**Work to be completed:** Find the word "JSON" in the data, then copy each line where it is found.

**Supplied entries:**

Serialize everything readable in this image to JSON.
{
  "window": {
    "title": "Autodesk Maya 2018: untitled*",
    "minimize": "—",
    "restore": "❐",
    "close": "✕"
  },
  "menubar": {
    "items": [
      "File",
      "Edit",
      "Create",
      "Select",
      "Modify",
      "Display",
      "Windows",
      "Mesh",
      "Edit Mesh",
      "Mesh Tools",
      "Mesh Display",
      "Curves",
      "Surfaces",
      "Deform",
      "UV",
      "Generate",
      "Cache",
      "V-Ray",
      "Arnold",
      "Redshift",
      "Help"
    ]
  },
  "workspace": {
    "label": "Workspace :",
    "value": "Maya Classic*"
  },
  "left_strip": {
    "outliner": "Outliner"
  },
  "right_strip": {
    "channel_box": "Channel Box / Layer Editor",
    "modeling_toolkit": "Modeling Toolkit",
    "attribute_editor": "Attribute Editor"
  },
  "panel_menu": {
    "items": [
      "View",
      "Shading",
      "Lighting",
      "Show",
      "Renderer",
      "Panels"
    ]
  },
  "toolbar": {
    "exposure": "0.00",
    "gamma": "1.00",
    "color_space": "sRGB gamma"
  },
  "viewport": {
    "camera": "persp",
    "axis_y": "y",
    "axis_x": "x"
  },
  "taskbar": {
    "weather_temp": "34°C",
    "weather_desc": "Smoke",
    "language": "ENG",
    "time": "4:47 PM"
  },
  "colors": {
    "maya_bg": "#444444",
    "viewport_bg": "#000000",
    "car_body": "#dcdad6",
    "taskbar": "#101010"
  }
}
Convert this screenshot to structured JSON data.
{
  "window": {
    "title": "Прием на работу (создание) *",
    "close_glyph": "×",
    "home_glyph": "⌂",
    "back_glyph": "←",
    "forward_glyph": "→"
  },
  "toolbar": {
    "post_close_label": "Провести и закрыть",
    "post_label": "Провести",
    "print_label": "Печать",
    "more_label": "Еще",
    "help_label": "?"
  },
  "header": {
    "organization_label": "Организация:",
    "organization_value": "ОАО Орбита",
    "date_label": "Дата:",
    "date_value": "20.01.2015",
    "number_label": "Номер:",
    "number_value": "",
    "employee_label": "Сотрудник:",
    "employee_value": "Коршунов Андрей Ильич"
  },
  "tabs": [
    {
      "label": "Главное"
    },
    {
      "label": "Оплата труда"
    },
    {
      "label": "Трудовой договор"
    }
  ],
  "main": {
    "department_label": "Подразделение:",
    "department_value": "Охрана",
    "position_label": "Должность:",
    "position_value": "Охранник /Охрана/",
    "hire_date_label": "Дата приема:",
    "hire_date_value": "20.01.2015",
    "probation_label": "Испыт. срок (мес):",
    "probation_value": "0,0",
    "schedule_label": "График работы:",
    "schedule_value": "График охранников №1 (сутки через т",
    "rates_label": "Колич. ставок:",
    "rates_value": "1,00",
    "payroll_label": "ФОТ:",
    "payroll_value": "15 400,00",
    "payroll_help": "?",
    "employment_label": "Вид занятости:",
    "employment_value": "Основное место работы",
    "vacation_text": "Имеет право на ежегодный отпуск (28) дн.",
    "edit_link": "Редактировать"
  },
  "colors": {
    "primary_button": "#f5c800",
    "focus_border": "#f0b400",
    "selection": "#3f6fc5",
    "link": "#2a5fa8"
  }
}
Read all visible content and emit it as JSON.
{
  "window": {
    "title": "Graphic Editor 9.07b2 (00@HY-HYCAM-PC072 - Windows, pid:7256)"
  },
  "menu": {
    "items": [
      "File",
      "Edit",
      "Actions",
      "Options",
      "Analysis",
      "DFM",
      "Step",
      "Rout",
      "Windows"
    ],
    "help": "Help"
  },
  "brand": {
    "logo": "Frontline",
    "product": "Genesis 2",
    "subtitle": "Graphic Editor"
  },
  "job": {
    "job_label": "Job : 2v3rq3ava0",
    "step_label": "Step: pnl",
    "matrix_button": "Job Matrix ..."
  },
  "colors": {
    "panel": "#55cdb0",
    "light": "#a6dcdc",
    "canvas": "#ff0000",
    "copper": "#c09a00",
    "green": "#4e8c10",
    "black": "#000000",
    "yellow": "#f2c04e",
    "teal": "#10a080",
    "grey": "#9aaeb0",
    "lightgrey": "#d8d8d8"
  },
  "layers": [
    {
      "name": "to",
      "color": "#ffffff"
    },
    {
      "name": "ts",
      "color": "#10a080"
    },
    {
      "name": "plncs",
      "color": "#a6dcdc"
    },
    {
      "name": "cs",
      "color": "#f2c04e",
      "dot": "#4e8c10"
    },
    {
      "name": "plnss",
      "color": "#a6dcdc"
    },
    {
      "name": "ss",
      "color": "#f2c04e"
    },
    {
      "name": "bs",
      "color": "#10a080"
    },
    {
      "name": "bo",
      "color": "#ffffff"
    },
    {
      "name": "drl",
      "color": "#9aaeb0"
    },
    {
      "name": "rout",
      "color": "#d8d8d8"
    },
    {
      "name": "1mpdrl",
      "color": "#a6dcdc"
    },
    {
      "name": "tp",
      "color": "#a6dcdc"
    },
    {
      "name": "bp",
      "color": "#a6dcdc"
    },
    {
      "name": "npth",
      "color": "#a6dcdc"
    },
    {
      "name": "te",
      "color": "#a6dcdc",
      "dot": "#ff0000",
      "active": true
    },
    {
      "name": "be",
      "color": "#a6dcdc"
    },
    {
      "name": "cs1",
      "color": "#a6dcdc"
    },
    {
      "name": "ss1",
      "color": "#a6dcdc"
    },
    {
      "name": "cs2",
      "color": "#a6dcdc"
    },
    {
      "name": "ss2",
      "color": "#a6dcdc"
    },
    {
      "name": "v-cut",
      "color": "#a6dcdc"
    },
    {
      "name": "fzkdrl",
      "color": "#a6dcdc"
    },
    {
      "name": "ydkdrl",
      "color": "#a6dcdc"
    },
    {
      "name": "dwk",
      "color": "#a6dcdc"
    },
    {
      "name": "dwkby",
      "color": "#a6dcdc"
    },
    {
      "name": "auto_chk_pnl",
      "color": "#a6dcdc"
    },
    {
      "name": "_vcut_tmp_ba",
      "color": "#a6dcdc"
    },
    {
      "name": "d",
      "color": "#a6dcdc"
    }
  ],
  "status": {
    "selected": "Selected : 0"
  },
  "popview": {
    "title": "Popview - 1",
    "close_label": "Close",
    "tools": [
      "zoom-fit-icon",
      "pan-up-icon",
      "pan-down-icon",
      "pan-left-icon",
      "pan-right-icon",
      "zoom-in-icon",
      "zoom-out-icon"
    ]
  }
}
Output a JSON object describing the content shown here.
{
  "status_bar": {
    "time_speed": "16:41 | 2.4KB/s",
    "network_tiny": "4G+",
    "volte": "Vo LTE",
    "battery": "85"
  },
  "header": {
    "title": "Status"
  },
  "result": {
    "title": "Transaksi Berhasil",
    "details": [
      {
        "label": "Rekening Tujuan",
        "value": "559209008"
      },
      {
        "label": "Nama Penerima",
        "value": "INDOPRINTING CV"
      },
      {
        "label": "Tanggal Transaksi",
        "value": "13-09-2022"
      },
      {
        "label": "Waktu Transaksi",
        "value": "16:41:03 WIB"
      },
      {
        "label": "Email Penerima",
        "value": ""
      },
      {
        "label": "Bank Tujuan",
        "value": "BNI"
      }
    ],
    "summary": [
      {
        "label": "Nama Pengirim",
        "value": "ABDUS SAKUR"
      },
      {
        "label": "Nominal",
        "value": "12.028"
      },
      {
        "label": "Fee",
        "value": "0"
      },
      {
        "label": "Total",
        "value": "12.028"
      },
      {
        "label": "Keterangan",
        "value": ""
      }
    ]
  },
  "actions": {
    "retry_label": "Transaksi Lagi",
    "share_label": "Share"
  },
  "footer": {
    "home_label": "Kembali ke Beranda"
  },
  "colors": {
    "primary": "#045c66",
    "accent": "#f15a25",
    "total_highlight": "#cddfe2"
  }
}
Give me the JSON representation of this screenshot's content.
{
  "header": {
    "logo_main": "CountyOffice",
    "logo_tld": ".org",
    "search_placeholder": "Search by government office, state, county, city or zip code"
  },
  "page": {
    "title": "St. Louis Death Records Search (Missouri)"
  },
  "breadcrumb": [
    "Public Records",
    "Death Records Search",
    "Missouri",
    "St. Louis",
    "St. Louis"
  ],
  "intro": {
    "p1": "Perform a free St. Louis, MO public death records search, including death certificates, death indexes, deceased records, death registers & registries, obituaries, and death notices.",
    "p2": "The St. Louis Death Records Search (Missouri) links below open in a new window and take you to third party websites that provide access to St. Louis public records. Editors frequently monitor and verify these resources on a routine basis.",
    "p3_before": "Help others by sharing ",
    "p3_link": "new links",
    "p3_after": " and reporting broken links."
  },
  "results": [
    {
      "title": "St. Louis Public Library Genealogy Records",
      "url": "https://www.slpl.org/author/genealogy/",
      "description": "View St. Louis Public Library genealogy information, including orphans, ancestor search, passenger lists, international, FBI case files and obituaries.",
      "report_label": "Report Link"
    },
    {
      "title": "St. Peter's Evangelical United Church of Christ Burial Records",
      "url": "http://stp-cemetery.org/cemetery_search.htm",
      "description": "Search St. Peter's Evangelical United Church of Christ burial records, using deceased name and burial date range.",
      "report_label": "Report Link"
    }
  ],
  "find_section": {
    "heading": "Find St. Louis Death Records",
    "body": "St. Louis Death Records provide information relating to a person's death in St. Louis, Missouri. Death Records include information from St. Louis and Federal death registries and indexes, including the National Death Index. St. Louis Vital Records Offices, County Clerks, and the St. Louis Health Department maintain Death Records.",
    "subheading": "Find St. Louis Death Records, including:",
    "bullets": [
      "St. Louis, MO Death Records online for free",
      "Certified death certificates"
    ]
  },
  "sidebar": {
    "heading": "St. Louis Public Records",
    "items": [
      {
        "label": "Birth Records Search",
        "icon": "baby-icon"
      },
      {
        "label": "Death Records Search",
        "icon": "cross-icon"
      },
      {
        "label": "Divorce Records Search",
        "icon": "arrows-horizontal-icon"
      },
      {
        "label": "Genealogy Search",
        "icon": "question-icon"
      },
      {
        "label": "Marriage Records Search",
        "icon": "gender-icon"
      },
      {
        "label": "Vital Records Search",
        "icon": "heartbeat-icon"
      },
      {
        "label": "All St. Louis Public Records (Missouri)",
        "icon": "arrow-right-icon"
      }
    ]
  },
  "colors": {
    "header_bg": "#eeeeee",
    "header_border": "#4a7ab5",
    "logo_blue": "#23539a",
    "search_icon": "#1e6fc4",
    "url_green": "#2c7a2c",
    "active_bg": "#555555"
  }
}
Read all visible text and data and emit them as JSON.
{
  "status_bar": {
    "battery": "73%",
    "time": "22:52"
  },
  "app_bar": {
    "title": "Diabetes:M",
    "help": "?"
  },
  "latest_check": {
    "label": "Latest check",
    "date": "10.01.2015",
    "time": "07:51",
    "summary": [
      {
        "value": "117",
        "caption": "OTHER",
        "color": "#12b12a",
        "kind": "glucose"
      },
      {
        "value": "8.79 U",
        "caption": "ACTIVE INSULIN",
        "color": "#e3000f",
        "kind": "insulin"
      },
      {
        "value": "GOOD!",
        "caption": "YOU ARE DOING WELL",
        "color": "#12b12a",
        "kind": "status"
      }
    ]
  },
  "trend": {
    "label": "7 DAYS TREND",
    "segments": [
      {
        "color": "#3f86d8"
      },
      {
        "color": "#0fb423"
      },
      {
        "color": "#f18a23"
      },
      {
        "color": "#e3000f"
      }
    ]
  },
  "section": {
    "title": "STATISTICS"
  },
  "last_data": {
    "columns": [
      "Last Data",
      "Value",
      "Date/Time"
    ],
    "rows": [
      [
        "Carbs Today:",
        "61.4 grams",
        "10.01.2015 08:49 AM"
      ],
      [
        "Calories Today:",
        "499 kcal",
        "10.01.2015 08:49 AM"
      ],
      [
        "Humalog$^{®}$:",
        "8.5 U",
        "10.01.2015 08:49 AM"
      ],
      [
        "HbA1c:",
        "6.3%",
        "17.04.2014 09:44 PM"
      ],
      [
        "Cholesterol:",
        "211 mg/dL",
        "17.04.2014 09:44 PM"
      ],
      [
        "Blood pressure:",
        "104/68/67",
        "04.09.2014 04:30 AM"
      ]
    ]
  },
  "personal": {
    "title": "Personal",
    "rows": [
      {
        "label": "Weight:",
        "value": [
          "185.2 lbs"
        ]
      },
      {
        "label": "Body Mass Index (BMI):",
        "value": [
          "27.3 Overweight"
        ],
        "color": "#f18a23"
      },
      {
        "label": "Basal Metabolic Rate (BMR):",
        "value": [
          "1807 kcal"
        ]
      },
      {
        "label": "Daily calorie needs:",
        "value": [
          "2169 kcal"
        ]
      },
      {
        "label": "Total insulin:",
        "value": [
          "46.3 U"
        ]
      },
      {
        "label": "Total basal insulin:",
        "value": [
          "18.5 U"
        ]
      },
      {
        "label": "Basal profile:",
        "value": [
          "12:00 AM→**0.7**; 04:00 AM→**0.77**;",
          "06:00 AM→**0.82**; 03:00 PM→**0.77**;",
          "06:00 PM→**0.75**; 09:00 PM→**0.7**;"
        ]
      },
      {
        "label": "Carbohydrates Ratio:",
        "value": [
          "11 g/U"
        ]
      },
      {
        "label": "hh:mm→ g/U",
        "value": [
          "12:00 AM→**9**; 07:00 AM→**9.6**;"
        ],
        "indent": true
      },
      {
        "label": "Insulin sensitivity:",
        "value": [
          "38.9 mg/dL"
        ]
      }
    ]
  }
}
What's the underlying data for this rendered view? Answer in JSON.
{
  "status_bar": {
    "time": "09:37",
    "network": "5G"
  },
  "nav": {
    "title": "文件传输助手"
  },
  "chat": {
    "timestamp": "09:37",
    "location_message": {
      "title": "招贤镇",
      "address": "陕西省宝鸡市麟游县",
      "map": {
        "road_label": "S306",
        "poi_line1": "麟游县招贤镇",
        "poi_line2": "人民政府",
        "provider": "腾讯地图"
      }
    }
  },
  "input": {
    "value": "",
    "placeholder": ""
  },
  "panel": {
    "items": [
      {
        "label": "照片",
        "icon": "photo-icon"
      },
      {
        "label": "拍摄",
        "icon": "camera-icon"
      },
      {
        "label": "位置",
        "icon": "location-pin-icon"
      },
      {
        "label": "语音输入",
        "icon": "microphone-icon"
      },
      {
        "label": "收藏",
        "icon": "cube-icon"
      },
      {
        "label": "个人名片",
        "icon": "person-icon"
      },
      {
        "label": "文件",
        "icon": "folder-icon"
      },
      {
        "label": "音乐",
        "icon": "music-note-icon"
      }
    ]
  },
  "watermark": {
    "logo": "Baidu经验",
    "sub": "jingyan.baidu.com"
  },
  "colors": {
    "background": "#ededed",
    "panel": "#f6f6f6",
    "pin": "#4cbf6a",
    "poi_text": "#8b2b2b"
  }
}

**Response to this exercise:**
Serialize everything readable in this image to JSON.
Convert this screenshot to structured JSON data.
Read all visible content and emit it as JSON.
Output a JSON object describing the content shown here.
Give me the JSON representation of this screenshot's content.
Read all visible text and data and emit them as JSON.
What's the underlying data for this rendered view? Answer in JSON.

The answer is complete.